  • Australian former international cricketer Shane Warne.[16]
  • Melvyn Caplan, British Conservative politician

Transport[edit]

A regular waterbus service operates from Little Venice eastward around Regent's Park, calling at London Zoo and continuing towards Camden Town. Little Venice is served by one tube station, Warwick Avenue on the Bakerloo line, and by the Nos. 6, 46, 187 and 414 bus services. Paddington Station, (a main line train and underground station) is within a short walk of the area.

References[edit]

  1. ^ "Distance between Warwick Avenue, London, England, W2 1, UK and Charing Cross, London, England, UK (UK)". Distance Calculator, Distance Between Cities, Distance Chart for Countries around the World. Retrieved 2 August 2020.
  2. ^ "Little Venice – MapIt". Mapit.mysociety.org. Retrieved 22 January 2018.
  3. ^ "Little Venice: Ward Profile" (PDF). Transact.westminster.gov.uk. Retrieved 22 January 2018.
  4. ^ Metropolitan Improvements, 1828, p. 201.
  5. ^ "The history of the place name known as 'Little Venice'". London Canals, U.K. Retrieved 12 February 2018.
  6. ^ "Letter to Editor". The Daily Telegraph. 1966. Archived from the original on 2 February 2017. Retrieved 22 January 2018.
  7. ^ "Little Venice Ward Profile, 2018" (PDF). City of Westminster. 2018. Retrieved 12 February 2018.
  8. ^ http://www.westminster.gov.uk/sites/www.westminster.gov.uk/files/little-venice-ward-profile.pdf[bare URL]
  9. ^ "Paddington: Maida Vale – British History Online". British-history.ac.uk. Retrieved 22 January 2018.
  10. ^ T F T Baker, Diane K Bolton and Patricia E C Croot, 'Hampstead: Kilburn, Edgware Road, and Cricklewood', in A History of the County of Middlesex: Volume 9, Hampstead, Paddington, ed. C R Elrington (London, 1989), pp. 47–51. British History Online http://www.british-history.ac.uk/vch/middx/vol9/pp47-51 [accessed 27 January 2018].
  11. ^ Historic England. "Details from listed building database (1066328)". National Heritage List for England.
  12. ^ "Canalway Cavalcade: 2nd–4th May 2015". Waterways.org.uk, Accessed 5 November 2014
  13. ^ "Paddington: Maida Vale". British History Online: A History of the County of Middlesex: Volume 9, Hampstead, Paddington. Originally published by Victoria County History, London, 1989.
  14. ^ "The Colonnade Hotel in Little Venice – Official Website". The Colonnade Hotel. Retrieved 13 June 2018.
  15. ^ http://www.westminster.gov.uk/sites/default/files/green_plaque_full_list.pdf[bare URL]
  16. ^ "Cricket legend Warne banned from driving". 23 September 2019. Retrieved 23 September 2019.

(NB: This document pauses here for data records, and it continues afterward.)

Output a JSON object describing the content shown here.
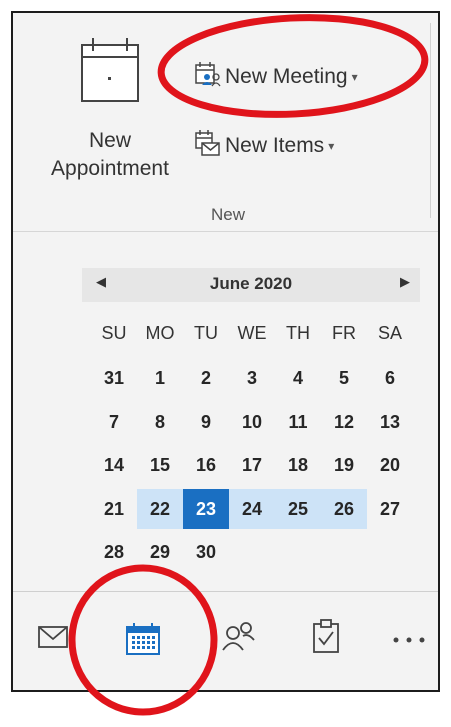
{
  "ribbon": {
    "new_appointment_label": "New Appointment",
    "new_meeting_label": "New Meeting",
    "new_items_label": "New Items",
    "group_label": "New"
  },
  "calendar": {
    "month_title": "June 2020",
    "days_of_week": [
      "SU",
      "MO",
      "TU",
      "WE",
      "TH",
      "FR",
      "SA"
    ],
    "weeks": [
      [
        "31",
        "1",
        "2",
        "3",
        "4",
        "5",
        "6"
      ],
      [
        "7",
        "8",
        "9",
        "10",
        "11",
        "12",
        "13"
      ],
      [
        "14",
        "15",
        "16",
        "17",
        "18",
        "19",
        "20"
      ],
      [
        "21",
        "22",
        "23",
        "24",
        "25",
        "26",
        "27"
      ],
      [
        "28",
        "29",
        "30",
        "",
        "",
        "",
        ""
      ]
    ],
    "selected_week_index": 3,
    "today": "23"
  },
  "navbar": {
    "items": [
      "mail-icon",
      "calendar-icon",
      "people-icon",
      "tasks-icon",
      "more-icon"
    ],
    "active": "calendar-icon"
  },
  "colors": {
    "today_bg": "#1a6fc2",
    "week_highlight": "#cde3f7",
    "annotation": "#e0141b"
  }
}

External links[edit]

Media related to Little Venice, London at Wikimedia Commons

Coordinates: 51°31′18″N 0°10′56″W / 51.5216°N 0.1821°W / 51.5216; -0.1821